> [WHAT YOU ARE ASKED TO DO]: Go over the entries and report the lines where the word "MPFL" occurs.

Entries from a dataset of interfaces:
※

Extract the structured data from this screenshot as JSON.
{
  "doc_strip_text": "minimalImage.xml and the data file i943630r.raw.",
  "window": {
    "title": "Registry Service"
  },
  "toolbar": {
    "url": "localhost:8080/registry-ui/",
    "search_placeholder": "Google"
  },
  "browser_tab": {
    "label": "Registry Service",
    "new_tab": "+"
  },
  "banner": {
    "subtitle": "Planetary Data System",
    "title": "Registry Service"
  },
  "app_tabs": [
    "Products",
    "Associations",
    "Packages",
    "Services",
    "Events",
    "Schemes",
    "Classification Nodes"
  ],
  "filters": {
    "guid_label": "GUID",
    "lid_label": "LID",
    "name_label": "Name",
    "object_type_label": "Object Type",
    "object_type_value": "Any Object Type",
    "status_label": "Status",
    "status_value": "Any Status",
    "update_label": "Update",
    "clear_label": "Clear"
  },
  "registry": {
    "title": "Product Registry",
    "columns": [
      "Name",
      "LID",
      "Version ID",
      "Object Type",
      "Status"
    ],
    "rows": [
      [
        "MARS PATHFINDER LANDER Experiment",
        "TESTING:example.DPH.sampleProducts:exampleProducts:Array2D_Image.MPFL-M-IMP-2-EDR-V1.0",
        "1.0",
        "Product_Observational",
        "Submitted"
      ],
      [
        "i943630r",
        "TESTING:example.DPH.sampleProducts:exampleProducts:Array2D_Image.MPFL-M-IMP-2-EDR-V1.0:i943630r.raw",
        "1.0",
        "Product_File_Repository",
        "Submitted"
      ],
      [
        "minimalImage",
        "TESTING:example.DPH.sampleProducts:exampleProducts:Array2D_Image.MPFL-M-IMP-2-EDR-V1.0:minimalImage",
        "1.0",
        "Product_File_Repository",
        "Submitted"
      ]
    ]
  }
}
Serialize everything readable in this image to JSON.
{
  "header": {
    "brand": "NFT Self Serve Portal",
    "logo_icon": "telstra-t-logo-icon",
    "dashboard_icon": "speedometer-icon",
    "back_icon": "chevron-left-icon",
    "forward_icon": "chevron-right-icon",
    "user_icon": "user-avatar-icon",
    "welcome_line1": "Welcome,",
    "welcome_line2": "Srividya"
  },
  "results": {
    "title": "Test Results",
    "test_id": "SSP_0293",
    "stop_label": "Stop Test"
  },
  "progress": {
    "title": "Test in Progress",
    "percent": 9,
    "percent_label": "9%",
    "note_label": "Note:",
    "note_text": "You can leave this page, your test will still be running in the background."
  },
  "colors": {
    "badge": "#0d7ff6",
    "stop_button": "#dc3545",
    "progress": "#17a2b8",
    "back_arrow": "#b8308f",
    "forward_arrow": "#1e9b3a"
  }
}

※

> [FINISHED TASK]:
        "TESTING:example.DPH.sampleProducts:exampleProducts:Array2D_Image.MPFL-M-IMP-2-EDR-V1.0",
        "TESTING:example.DPH.sampleProducts:exampleProducts:Array2D_Image.MPFL-M-IMP-2-EDR-V1.0:i943630r.raw",
        "TESTING:example.DPH.sampleProducts:exampleProducts:Array2D_Image.MPFL-M-IMP-2-EDR-V1.0:minimalImage",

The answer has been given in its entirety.